Fossil Fecal Forensics
While the fossilized skeletons stick out in images from books or movies in our mind as the primary evidence that dinosaurs and other prehistoric creatures walked the earth, they can’t tell us the whole story of how extinct organisms lived. For that, you need fossilized poop, called coprolites.
“These little magic packages can provide really special perspectives on ancient life,” says Karen Chin, an associate professor of geological sciences at the University of Colorado, Boulder.
“Skeletal fossils don’t always tell you too much about the behavior of animals,” she says. “In addition to diet, [coprolites] can also tell you about what organisms might have been living along with the animal that defecated, and coprolites can also tell you about the conditions under which they were preserved.”

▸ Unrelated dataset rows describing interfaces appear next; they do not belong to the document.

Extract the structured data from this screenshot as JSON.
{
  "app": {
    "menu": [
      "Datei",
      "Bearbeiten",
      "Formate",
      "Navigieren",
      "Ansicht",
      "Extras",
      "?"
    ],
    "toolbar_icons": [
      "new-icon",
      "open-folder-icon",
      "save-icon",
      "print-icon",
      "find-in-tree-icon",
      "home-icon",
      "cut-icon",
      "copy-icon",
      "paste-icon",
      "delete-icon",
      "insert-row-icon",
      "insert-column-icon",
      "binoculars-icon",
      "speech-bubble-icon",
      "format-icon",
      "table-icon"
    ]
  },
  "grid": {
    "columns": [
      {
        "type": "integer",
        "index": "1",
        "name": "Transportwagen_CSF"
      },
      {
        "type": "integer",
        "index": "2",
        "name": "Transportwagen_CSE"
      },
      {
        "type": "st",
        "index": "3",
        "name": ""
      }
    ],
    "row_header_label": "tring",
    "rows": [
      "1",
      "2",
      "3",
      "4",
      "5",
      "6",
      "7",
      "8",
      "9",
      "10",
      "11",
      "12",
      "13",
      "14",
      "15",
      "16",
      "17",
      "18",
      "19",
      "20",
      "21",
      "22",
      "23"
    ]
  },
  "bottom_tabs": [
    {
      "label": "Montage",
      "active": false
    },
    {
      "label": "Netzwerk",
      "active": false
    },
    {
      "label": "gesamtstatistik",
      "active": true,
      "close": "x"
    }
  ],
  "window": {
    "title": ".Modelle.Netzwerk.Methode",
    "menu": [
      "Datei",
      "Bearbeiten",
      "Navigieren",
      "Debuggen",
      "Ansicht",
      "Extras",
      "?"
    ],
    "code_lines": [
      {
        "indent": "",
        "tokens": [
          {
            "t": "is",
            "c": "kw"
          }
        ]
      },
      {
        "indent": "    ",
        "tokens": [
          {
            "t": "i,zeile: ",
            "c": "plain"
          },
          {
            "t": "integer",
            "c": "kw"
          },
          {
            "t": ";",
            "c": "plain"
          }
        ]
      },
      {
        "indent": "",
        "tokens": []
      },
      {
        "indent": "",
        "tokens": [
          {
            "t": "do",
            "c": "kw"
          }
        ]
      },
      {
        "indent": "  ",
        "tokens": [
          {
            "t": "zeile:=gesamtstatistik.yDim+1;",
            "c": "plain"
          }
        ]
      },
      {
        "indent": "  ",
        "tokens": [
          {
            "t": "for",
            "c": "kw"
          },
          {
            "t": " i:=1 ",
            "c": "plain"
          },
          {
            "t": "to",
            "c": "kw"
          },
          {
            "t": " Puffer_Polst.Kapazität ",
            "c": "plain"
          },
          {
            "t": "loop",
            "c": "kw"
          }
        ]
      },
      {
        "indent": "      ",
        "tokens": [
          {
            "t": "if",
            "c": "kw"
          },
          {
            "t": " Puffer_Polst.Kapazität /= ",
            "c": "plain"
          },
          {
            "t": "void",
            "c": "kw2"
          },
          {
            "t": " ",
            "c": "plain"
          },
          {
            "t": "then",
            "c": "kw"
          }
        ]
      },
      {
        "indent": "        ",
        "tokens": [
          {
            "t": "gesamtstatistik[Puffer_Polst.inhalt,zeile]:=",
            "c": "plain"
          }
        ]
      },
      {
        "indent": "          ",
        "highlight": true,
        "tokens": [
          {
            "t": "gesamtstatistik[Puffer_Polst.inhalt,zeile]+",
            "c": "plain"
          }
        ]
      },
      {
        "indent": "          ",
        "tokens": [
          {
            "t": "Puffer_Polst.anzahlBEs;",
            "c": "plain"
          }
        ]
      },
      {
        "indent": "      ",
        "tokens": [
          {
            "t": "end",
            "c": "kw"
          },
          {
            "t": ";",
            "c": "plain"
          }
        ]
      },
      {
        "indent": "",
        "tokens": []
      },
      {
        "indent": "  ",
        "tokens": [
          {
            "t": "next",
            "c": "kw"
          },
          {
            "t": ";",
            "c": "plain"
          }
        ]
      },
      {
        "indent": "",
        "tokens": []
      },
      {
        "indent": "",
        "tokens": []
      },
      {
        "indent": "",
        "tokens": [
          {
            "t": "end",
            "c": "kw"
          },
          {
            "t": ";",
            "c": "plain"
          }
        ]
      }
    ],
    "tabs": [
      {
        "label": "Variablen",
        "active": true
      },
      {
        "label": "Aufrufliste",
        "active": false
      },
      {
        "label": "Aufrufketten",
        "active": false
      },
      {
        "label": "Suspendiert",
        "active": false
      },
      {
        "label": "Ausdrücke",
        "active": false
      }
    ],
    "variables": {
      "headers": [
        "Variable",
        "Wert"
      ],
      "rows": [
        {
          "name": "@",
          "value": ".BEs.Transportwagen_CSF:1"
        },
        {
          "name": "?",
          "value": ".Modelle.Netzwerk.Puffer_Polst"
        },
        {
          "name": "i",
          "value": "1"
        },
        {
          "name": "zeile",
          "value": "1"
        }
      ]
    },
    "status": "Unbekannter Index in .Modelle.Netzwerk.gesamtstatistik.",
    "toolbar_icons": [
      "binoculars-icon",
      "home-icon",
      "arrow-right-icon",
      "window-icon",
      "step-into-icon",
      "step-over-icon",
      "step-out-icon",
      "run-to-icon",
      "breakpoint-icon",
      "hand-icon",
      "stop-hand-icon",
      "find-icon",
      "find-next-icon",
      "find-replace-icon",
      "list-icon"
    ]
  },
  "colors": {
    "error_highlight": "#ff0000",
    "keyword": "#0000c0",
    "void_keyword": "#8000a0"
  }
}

Everyone poops. This adage even applies to prehistoric creatures—from crustaceans to dinosaurs—that lived on land and in the sea. Over the course of any given organism’s lifespan, piles of poop were produced countless times. Unfortunately for those seeking fossilized examples of excrement, poop just doesn’t fossilize as well as bones or shells. Ancient feces fossilized only if a mineralizing agent covered it relatively quickly after it was produced. If mineralization was successful and decomposition was avoided, then feces could fossilize, forming a coprolite.
While it may seem like a less glamorous side of science, the study of petrified poo is incredibly important.
When Dr. Chin began studying these coprolites, she found they contained unexpected surprises. Coprolites from herbivorous dinosaurs had more than just leaf matter inside of them. She found dung beetle burrows, snail shells, and tiny pieces of conifer wood. The pieces of conifer wood were no ordinary pieces of wood—they had actually been rotting before being ingested. This is incredibly intriguing as rotting wood isn’t on the diet of many organisms, even herbivores such as these dinosaurs.
In Choteau Mountain’s Two Medicine Formation in Montana and the Kaiparowits Formation in Utah, fossil body parts, coprolites, and trace fossils, which are fossilized indicators of an organism’s presence, can be found. These two formations contain fossils dating back to the late Cretaceous period, which is the period just before dinosaurs went extinct. Famous dinosaurs such as triceratops and Tyrannosaurus rex roamed the area, and fossils of these species along with many other creatures, are found in the Two Medicine and Kaiparowits Formations.
For this activity, you’ll step into the shoes of Dr. Karen Chin to see what you’re able to gather from coprolite samples from the Two Medicine and Kaiparowits Formations. You’ll try to answer the same question Dr. Chin pondered: Why is there wood in fossilized poop created by herbivorous dinosaurs?